### AIM OF THE TASK
Each record is to be reproduced verbatim.

Dataset rows for apps and sites:
■ ■ ■ ■ ■

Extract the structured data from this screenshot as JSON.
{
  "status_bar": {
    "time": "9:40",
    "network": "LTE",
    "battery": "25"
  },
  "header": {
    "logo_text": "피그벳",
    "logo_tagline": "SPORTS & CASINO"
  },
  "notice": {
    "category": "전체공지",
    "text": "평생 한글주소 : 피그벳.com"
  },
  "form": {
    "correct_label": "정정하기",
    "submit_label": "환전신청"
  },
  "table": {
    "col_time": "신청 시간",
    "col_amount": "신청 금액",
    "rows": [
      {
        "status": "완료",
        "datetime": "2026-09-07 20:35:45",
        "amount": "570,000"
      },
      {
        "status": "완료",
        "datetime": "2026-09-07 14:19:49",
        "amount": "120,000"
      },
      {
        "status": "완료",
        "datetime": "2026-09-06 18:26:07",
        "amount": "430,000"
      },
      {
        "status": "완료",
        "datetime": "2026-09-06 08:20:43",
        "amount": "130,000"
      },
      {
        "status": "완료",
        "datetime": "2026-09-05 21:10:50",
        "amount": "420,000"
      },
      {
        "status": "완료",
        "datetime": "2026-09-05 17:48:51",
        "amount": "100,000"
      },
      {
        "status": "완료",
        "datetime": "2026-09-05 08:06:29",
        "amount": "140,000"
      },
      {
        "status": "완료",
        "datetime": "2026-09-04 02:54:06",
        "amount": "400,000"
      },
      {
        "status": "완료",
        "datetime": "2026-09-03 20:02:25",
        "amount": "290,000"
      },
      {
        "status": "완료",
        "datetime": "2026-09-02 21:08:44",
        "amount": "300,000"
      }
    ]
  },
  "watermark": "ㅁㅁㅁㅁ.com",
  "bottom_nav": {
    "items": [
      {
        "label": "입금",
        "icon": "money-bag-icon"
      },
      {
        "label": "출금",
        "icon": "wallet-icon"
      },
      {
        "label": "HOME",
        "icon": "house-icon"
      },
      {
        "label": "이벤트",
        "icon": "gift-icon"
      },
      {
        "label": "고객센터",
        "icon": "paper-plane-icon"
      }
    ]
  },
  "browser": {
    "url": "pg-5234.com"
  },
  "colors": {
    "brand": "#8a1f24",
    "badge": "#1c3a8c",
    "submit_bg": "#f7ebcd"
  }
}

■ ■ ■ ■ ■

### FINISHED EXERCISE
Extract the structured data from this screenshot as JSON.
{
  "status_bar": {
    "time": "9:40",
    "network": "LTE",
    "battery": "25"
  },
  "header": {
    "logo_text": "피그벳",
    "logo_tagline": "SPORTS & CASINO"
  },
  "notice": {
    "category": "전체공지",
    "text": "평생 한글주소 : 피그벳.com"
  },
  "form": {
    "correct_label": "정정하기",
    "submit_label": "환전신청"
  },
  "table": {
    "col_time": "신청 시간",
    "col_amount": "신청 금액",
    "rows": [
      {
        "status": "완료",
        "datetime": "2026-09-07 20:35:45",
        "amount": "570,000"
      },
      {
        "status": "완료",
        "datetime": "2026-09-07 14:19:49",
        "amount": "120,000"
      },
      {
        "status": "완료",
        "datetime": "2026-09-06 18:26:07",
        "amount": "430,000"
      },
      {
        "status": "완료",
        "datetime": "2026-09-06 08:20:43",
        "amount": "130,000"
      },
      {
        "status": "완료",
        "datetime": "2026-09-05 21:10:50",
        "amount": "420,000"
      },
      {
        "status": "완료",
        "datetime": "2026-09-05 17:48:51",
        "amount": "100,000"
      },
      {
        "status": "완료",
        "datetime": "2026-09-05 08:06:29",
        "amount": "140,000"
      },
      {
        "status": "완료",
        "datetime": "2026-09-04 02:54:06",
        "amount": "400,000"
      },
      {
        "status": "완료",
        "datetime": "2026-09-03 20:02:25",
        "amount": "290,000"
      },
      {
        "status": "완료",
        "datetime": "2026-09-02 21:08:44",
        "amount": "300,000"
      }
    ]
  },
  "watermark": "ㅁㅁㅁㅁ.com",
  "bottom_nav": {
    "items": [
      {
        "label": "입금",
        "icon": "money-bag-icon"
      },
      {
        "label": "출금",
        "icon": "wallet-icon"
      },
      {
        "label": "HOME",
        "icon": "house-icon"
      },
      {
        "label": "이벤트",
        "icon": "gift-icon"
      },
      {
        "label": "고객센터",
        "icon": "paper-plane-icon"
      }
    ]
  },
  "browser": {
    "url": "pg-5234.com"
  },
  "colors": {
    "brand": "#8a1f24",
    "badge": "#1c3a8c",
    "submit_bg": "#f7ebcd"
  }
}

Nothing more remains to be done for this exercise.